The other day I followed a link supplied by a friend on Facebook leading to an article by Mehdi Hasan who writes under the title, “As a Muslim, I’m Fed Up With the Hypocrisy of the Free Speech Fundamentalists” in The Blog – a signature line-up of contributors to the Huffington Post.
I admire the article for its clarity and force in dealing with a turbulent question. There is no doubt that Mehdi abhors the killings as much as anyone. He also demonstrates the danger today for democratic people – us, that is – arising from an uncritical identification with the content and policy of Charlie Hebdo and using it as a mascot for our idea of freedom. It cannot serve in this role because of its flagrantly offensive contents. We may be free, but we are not all hell-bent on devising the most insulting messages for our other-culture co-nationals.
It is important to recognise that images of the Muslim Prophet are offensive per se in Islam (as are those of God). This is a culture difference which fair-minded people must take into account. The government-sponsored cartoon of Mohamed on the cover of the next issue is therefore a calculated insult in itself, irrespective of content. We are certainly free to insult (though not to libel without penalty), but we are not quite free to pretend that we are not doing so and to capitalise on the deaths of the victims of a heinous terrorist attack to pretend that we are unblemished by any prejudice or violence ourselves.
Everything we might normally love and respect is being turned to shit by cynical politicians who represent themselves publicly as its protectors. In practice all they can do is illustrate the fact that their freedom of expression is freedom for themselves and not for those with a different angle on events. Dieudonné seems to think there are two sides to the question – without even hinting that he is a supporter of violence in the process. For that he gets locked up in a police station. In this matter I am on the side of Dieudonné. How else to express support for freedom of expression?
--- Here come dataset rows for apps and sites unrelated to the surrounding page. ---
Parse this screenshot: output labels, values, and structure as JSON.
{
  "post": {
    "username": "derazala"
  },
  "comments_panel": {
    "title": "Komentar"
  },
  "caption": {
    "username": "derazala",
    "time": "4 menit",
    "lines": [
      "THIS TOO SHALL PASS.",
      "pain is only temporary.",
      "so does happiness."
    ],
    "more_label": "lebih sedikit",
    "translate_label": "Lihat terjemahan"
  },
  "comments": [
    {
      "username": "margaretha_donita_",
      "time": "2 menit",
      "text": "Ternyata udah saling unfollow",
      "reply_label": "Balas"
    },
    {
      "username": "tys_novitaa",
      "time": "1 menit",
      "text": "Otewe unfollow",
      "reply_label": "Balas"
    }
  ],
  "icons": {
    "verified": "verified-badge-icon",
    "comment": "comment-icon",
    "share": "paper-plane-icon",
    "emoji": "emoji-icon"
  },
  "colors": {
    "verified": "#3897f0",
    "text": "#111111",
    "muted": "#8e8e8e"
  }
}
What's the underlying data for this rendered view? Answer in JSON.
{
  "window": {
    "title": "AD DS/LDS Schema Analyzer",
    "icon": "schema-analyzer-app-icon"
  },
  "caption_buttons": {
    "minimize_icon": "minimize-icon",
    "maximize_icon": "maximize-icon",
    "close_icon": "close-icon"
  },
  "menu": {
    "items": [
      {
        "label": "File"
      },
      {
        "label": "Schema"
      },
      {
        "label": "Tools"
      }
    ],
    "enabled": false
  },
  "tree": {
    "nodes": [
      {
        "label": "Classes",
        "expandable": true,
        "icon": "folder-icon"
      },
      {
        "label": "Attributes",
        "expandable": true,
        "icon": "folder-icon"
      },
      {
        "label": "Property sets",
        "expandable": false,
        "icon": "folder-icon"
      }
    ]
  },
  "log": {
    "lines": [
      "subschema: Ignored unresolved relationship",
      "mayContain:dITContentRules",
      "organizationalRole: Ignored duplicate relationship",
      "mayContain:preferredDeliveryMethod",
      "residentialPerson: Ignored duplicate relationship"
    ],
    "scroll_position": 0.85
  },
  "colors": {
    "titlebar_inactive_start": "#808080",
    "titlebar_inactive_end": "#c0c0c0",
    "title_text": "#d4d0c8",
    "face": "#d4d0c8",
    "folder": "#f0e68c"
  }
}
14 January 2105
I am hoping to say goodbye to the Charlie topic but I can’t leave without saying I appreciate the good faith of anyone who professed to be Charlie in the sense of the banner “Je suis Charlie” in response to the atrocity in question. I think from the outset we all knew that this was an echo of JFK’s moving assertion, “Ich bin ein Berliner” which has of course been the butt of affectionate ridicule – but mostly applause as bringing Cold War politics down to the plane of personal identification.
My own demur about saying “I am Charlie” has to do with some insight into the actual contents of the magazine, a little understanding of Islamic culture in respect of pictorial representations, sympathy with Arabs in France and elsewhere, and a deeply seeded knowledge of what was to be Irish in other times – even though I have been personally lucky in being exempted from the worst of that body of ethnic prejudice. All of this leaves me with an alternative version of the “Je suis Charlie” slogan – which is going to be my parting shot. What I say is this with fashionably interrogative tone: “Am I Charlie?”
It is for my friends and acquaintance to tell me if I have been relentlessly witty at the expense of others and often done the dirt on people or groups of people in more difficult situations than my own. I would like to be the Charlie who upbraids the insolence of power, but not the Charlie who lays a whip upon the back of oppressed people. I expressly refuse to preference one Semitic religion over another – meaning Christian, Jew or Muslim.
Nor will I avail of the hollow conceit of the French-style secularists who think their ‘patrimoine’ includes a personal line through to Diderot and Voltaire. In the end it is all about face to face. What can I say to my neighbour to make him or her feel that I genuinely desire their well-being, respect their rights, and oppose any unjust attempts to diminish their legitimate self-esteem? If Charlie Hebdo does all that, call me Charles Stanley George Stewart from this day forth. Otherwise, adieu Charlie Hebdo – Requeiscat in Pace, but requiescat most of all.
15 January 2015